Suppliers are integral to our overall commitment to sustainability, and at minimum we expect suppliers to comply with all environmental laws and regulations. We scrutinize suppliers’ potential sustainability risk through environmental bid qualifiers, annual assessments, contract negotiations, labor-law compliance checks, and evaluation meetings. Key and strategic suppliers are asked to report annually on managing environmental impacts across their organization, including energy usage, and their efforts to measure, track, and minimize greenhouse-gas emissions across their organization. Through the assessment platform, suppliers are encouraged to report targets and to set plans for improvement year over year. In 2020, we had a 63% response rate (an 18% increase from 2019) with 57 supplier responders, representing 32% of our total procurement spending.
Our commitment to supply chain sustainability, continuous engagement with suppliers, and involvement in the Electric Utility Industry Sustainable Supply Chain Alliance (EUISSCA), help improve our relationships with key suppliers and emphasize the importance of sustainability performance across our entire supply chain. These efforts promote supplier innovation, partnership, and climate-related benefits. As an example, one of our recycling partners primarily supporting Virginia was able to divert 97% of collected wood, concrete, and fiberglass utility poles from landfills in 2020. This equates to about 5,396 cubic yards or 3.6 million pounds of material. Much of the diverted material is used for fence posts, landscaping walls, and other outdoor applications. By repurposing this material, an estimated 4,177 trees were saved, translating to more than 200,000 pounds of carbon dioxide sequestered.

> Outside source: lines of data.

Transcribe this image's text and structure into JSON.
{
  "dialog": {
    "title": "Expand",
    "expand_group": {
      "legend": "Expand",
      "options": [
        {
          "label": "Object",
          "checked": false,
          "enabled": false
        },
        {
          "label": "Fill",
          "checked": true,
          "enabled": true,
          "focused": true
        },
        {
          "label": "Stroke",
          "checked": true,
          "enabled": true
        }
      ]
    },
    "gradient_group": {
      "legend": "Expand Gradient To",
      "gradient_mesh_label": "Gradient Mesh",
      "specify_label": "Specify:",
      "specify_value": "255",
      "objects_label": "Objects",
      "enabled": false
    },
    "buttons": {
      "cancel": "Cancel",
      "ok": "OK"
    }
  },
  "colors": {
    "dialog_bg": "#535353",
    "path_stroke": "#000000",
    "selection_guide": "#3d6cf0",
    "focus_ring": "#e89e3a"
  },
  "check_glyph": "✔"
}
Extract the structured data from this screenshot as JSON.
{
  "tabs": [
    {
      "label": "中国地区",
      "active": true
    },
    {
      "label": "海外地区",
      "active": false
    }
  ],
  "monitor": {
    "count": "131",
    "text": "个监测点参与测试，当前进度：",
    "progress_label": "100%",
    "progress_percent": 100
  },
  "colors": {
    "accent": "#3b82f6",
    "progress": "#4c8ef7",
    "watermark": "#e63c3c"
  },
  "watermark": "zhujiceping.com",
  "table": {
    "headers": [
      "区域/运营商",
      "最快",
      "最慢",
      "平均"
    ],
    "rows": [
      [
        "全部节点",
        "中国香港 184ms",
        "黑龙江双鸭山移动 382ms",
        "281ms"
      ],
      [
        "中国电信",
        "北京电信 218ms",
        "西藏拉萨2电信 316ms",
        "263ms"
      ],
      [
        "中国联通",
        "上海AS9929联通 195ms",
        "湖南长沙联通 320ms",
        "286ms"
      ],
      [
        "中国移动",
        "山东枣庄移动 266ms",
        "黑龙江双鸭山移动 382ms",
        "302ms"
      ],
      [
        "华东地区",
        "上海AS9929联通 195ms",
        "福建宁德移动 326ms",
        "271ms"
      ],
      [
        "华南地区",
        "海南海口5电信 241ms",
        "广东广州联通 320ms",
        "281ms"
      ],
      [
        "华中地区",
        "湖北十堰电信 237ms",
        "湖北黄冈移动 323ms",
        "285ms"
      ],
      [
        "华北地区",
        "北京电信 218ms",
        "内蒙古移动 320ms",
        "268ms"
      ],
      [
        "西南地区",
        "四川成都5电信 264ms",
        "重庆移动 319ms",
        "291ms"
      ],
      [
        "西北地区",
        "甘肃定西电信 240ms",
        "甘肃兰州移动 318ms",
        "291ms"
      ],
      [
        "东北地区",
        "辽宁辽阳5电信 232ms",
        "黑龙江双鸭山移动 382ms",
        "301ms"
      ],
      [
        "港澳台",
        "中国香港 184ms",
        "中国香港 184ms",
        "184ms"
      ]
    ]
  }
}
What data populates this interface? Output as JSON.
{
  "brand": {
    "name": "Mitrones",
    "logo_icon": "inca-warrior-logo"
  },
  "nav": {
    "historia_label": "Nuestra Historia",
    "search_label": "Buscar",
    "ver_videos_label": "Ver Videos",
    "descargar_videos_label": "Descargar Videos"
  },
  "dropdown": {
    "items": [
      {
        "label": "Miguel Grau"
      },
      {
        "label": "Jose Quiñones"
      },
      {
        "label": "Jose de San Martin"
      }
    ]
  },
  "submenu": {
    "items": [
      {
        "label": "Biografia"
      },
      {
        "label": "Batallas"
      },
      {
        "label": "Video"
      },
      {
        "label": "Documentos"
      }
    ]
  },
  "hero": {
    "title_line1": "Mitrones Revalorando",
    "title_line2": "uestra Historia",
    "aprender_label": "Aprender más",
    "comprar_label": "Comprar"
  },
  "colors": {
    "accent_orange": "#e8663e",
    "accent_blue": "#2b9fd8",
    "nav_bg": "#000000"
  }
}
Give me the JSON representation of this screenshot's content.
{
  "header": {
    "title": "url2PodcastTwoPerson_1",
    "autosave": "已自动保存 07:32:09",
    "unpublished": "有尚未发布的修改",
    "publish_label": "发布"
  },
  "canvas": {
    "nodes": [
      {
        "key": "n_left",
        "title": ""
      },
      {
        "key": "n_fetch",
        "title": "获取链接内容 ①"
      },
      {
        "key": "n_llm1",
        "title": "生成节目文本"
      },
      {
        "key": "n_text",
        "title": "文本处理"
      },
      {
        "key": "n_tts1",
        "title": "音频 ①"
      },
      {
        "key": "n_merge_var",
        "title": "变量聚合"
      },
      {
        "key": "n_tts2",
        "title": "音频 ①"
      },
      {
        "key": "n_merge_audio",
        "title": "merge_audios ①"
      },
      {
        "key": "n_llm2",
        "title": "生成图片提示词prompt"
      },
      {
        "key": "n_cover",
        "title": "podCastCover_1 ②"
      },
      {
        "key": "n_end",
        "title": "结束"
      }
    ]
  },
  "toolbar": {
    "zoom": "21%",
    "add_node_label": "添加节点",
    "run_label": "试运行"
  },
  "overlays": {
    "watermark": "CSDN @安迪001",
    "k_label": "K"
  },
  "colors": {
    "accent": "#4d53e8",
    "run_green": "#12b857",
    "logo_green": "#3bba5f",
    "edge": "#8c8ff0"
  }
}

Other Air Emissions
While carbon dioxide and methane constitute the bulk of our emissions, we strive to reduce other emissions as well.
From 2005 to 2020, we reduced the emissions rates of nitrogen oxide, sulfur dioxide, and mercury from our power generation fleet by 90%, 99%, and 97% respectively. More rigorous accounting and improved leak-detection technology have enabled us to develop a fuller inventory of sulfur hexafluoride (SF6), an electrical insulator, in our equipment and emissions. The more accurate inventory gives us a reliable baseline for calculating the impact of future improvements.
Greenhouse Gas Reporting
Following the sale of the majority of our gas transmission and storage assets to Berkshire Hathaway Energy in
2020 and the announced 2021 sale of the Questar Pipeline assets, the company adjusted the reporting of natural
gas metrics. Methane emissions reductions are measured from a baseline that excludes the assets sold to
Berkshire Hathaway Energy and the Questar Pipeline assets held for sale, consistent with the Greenhouse Gas
Protocol. However, in the interest of transparency, we are also providing environmental metrics in this
disclosure that include emissions from these assets for the period of 2020, during which the assets were still owned by Dominion Energy.
To be consistent with the adjustments mentioned in the paragraph above, we undertook a re-baselining of our carbon emissions to further incorporate Greenhouse Gas Protocol and TCFD recommendations. Emissions reductions reported in last year’s Sustainability and Corporate Responsibility Report were calculated using a baseline that included company assets previously sold and did not include certain assets purchased by Dominion Energy after the baseline year.
In 2021 and going forward, carbon and methane emissions reductions will be measured from baselines that exclude divestments and include acquisitions.